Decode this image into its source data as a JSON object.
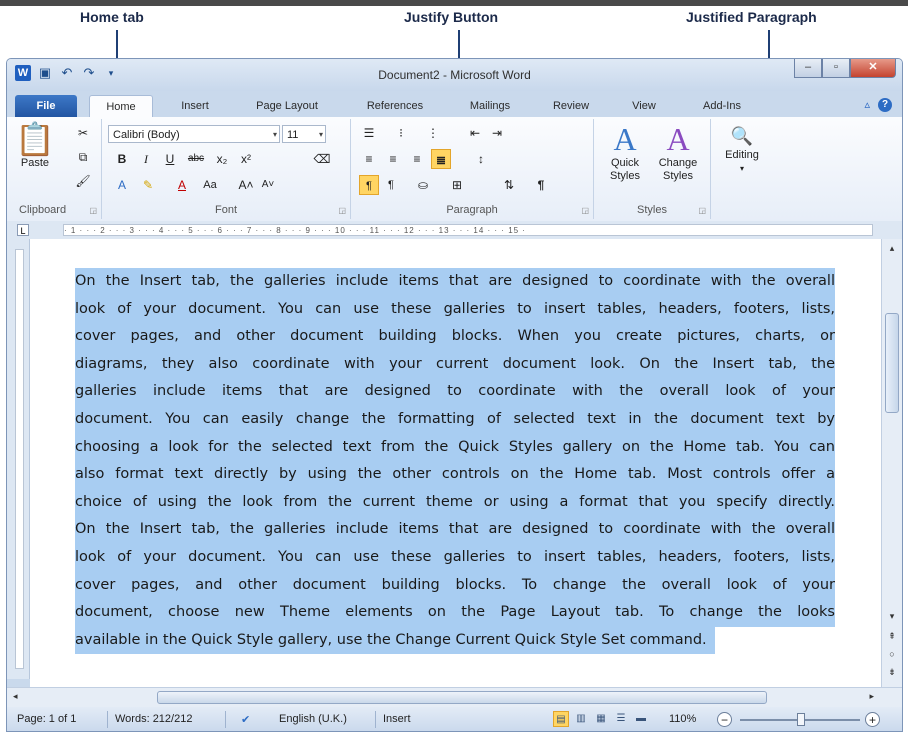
{
  "annotations": {
    "home_tab": "Home tab",
    "justify_button": "Justify Button",
    "justified_paragraph": "Justified Paragraph"
  },
  "window": {
    "title": "Document2 - Microsoft Word"
  },
  "tabs": [
    "File",
    "Home",
    "Insert",
    "Page Layout",
    "References",
    "Mailings",
    "Review",
    "View",
    "Add-Ins"
  ],
  "ribbon": {
    "clipboard": {
      "paste": "Paste",
      "label": "Clipboard"
    },
    "font": {
      "name": "Calibri (Body)",
      "size": "11",
      "label": "Font"
    },
    "paragraph": {
      "label": "Paragraph"
    },
    "styles": {
      "quick": "Quick\nStyles",
      "change": "Change\nStyles",
      "label": "Styles"
    },
    "editing": {
      "label": "Editing"
    }
  },
  "ruler": "· 1 · · · 2 · · · 3 · · · 4 · · · 5 · · · 6 · · · 7 · · · 8 · · · 9 · · · 10 · · · 11 · · · 12 · · · 13 · · · 14 · · · 15 ·",
  "document": {
    "lines": [
      "On the Insert tab, the galleries include items that are designed to coordinate with the overall",
      "look of your document. You can use these galleries to insert tables, headers, footers, lists,",
      "cover pages, and other document building blocks. When you create pictures, charts, or",
      "diagrams, they also coordinate with your current document look. On the Insert tab, the",
      "galleries include items that are designed to coordinate with the overall look of your",
      "document. You can easily change the formatting of selected text in the document text by",
      "choosing a look for the selected text from the Quick Styles gallery on the Home tab. You can",
      "also format text directly by using the other controls on the Home tab. Most controls offer a",
      "choice of using the look from the current theme or using a format that you specify directly.",
      "On the Insert tab, the galleries include items that are designed to coordinate with the overall",
      "look of your document. You can use these galleries to insert tables, headers, footers, lists,",
      "cover pages, and other document building blocks. To change the overall look of your",
      "document, choose new Theme elements on the Page Layout tab. To change the looks",
      "available in the Quick Style gallery, use the Change Current Quick Style Set command."
    ]
  },
  "status": {
    "page": "Page: 1 of 1",
    "words": "Words: 212/212",
    "language": "English (U.K.)",
    "mode": "Insert",
    "zoom": "110%"
  },
  "colors": {
    "selection": "#a8cdf2",
    "accent": "#2b579a"
  }
}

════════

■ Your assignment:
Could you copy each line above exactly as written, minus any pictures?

■ Answer to this problem:
Decode this image into its source data as a JSON object.
{
  "annotations": {
    "home_tab": "Home tab",
    "justify_button": "Justify Button",
    "justified_paragraph": "Justified Paragraph"
  },
  "window": {
    "title": "Document2 - Microsoft Word"
  },
  "tabs": [
    "File",
    "Home",
    "Insert",
    "Page Layout",
    "References",
    "Mailings",
    "Review",
    "View",
    "Add-Ins"
  ],
  "ribbon": {
    "clipboard": {
      "paste": "Paste",
      "label": "Clipboard"
    },
    "font": {
      "name": "Calibri (Body)",
      "size": "11",
      "label": "Font"
    },
    "paragraph": {
      "label": "Paragraph"
    },
    "styles": {
      "quick": "Quick\nStyles",
      "change": "Change\nStyles",
      "label": "Styles"
    },
    "editing": {
      "label": "Editing"
    }
  },
  "ruler": "· 1 · · · 2 · · · 3 · · · 4 · · · 5 · · · 6 · · · 7 · · · 8 · · · 9 · · · 10 · · · 11 · · · 12 · · · 13 · · · 14 · · · 15 ·",
  "document": {
    "lines": [
      "On the Insert tab, the galleries include items that are designed to coordinate with the overall",
      "look of your document. You can use these galleries to insert tables, headers, footers, lists,",
      "cover pages, and other document building blocks. When you create pictures, charts, or",
      "diagrams, they also coordinate with your current document look. On the Insert tab, the",
      "galleries include items that are designed to coordinate with the overall look of your",
      "document. You can easily change the formatting of selected text in the document text by",
      "choosing a look for the selected text from the Quick Styles gallery on the Home tab. You can",
      "also format text directly by using the other controls on the Home tab. Most controls offer a",
      "choice of using the look from the current theme or using a format that you specify directly.",
      "On the Insert tab, the galleries include items that are designed to coordinate with the overall",
      "look of your document. You can use these galleries to insert tables, headers, footers, lists,",
      "cover pages, and other document building blocks. To change the overall look of your",
      "document, choose new Theme elements on the Page Layout tab. To change the looks",
      "available in the Quick Style gallery, use the Change Current Quick Style Set command."
    ]
  },
  "status": {
    "page": "Page: 1 of 1",
    "words": "Words: 212/212",
    "language": "English (U.K.)",
    "mode": "Insert",
    "zoom": "110%"
  },
  "colors": {
    "selection": "#a8cdf2",
    "accent": "#2b579a"
  }
}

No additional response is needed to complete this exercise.